(DATA FOR PROCESSING Opens)

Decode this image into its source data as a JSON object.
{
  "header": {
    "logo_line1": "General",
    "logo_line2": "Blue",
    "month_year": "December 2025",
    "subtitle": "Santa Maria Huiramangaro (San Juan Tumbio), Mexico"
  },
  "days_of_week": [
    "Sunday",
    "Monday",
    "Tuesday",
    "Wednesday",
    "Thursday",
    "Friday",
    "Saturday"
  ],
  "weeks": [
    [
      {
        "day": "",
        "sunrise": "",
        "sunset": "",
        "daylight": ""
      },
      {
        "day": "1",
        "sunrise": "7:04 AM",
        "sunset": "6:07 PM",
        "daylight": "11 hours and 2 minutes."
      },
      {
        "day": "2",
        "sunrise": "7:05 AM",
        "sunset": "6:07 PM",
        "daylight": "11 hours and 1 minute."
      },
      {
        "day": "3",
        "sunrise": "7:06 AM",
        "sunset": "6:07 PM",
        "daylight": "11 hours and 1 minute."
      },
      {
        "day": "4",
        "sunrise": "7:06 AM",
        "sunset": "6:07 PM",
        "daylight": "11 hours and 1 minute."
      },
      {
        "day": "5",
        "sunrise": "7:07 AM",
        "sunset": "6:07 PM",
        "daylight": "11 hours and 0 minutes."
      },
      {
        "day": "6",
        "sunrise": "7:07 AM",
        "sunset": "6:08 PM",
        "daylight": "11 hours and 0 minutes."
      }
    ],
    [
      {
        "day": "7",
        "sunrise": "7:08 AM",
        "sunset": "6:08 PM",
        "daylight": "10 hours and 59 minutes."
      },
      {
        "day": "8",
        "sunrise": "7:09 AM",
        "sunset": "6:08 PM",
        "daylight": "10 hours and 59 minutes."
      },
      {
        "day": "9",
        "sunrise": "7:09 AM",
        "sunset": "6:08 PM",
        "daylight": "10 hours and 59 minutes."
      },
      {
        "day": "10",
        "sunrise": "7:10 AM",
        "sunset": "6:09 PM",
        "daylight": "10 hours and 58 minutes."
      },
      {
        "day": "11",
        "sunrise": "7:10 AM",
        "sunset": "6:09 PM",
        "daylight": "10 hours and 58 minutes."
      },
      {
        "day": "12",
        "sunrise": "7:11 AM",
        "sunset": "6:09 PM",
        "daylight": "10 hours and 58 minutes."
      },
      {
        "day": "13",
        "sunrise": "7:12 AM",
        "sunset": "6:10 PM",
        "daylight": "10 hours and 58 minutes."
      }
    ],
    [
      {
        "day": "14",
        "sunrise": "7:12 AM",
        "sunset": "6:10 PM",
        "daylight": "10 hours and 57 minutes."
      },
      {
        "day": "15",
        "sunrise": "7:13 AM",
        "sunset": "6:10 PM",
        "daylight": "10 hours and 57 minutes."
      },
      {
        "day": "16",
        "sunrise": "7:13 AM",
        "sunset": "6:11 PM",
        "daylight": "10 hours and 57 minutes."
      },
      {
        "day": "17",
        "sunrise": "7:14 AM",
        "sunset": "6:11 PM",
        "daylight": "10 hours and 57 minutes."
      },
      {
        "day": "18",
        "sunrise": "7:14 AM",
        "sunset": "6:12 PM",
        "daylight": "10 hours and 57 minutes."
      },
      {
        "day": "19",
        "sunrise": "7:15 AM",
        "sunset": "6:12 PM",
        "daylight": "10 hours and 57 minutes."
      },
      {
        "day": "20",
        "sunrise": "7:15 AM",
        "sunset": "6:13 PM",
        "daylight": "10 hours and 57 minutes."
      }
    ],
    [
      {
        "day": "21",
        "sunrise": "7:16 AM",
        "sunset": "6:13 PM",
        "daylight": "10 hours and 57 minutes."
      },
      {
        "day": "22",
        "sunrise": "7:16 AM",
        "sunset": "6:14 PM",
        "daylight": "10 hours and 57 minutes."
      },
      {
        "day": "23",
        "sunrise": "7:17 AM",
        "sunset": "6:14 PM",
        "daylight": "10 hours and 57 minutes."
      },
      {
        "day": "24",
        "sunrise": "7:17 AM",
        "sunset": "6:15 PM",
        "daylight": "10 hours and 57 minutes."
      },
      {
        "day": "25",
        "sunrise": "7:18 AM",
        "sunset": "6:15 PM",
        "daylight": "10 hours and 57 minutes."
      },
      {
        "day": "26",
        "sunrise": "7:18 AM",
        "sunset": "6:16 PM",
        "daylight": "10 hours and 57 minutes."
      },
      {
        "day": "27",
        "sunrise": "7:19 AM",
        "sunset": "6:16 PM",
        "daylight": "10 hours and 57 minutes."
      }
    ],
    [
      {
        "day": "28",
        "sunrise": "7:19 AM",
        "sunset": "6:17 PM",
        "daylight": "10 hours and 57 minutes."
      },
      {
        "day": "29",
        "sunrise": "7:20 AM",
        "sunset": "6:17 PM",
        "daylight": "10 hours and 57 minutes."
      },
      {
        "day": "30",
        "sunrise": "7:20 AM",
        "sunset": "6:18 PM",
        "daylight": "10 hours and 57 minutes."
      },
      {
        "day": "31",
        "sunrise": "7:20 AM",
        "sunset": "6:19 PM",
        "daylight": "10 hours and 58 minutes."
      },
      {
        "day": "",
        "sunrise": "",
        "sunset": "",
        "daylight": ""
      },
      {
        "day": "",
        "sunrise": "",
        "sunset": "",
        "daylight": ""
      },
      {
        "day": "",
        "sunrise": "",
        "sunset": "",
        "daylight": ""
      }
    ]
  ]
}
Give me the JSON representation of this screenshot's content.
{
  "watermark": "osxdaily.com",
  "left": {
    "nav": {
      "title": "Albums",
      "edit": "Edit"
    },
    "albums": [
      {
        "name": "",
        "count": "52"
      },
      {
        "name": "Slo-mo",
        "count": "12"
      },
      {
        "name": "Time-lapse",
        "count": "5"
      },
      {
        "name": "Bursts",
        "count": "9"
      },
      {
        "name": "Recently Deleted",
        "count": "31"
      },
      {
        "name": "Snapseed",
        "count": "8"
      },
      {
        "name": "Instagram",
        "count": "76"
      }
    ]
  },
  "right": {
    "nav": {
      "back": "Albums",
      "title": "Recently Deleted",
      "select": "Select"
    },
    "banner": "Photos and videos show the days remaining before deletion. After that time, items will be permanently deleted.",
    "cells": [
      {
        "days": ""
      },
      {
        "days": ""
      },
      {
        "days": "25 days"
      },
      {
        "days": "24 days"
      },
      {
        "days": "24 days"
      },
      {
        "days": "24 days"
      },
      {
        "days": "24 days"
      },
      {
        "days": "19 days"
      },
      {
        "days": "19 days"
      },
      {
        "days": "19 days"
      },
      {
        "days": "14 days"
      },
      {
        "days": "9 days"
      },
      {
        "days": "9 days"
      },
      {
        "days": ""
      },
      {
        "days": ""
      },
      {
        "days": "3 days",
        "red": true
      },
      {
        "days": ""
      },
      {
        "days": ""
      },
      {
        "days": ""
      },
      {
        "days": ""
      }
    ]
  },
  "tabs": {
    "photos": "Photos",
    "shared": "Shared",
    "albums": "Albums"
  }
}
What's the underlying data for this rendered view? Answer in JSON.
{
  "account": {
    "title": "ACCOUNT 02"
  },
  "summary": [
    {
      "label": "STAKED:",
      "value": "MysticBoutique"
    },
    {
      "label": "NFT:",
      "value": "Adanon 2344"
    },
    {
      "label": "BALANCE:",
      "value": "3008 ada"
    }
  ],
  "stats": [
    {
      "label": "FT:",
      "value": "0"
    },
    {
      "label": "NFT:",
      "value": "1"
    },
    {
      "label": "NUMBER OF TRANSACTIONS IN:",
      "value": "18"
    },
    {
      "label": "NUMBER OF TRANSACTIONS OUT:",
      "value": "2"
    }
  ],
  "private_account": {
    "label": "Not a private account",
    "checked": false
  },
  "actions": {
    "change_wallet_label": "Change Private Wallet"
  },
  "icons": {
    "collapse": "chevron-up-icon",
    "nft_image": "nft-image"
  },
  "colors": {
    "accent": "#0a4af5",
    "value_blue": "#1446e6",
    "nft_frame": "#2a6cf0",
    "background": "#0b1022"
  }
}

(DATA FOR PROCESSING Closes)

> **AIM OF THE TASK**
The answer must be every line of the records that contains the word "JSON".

> **EXERCISE RESPONSE**
Decode this image into its source data as a JSON object.
Give me the JSON representation of this screenshot's content.
What's the underlying data for this rendered view? Answer in JSON.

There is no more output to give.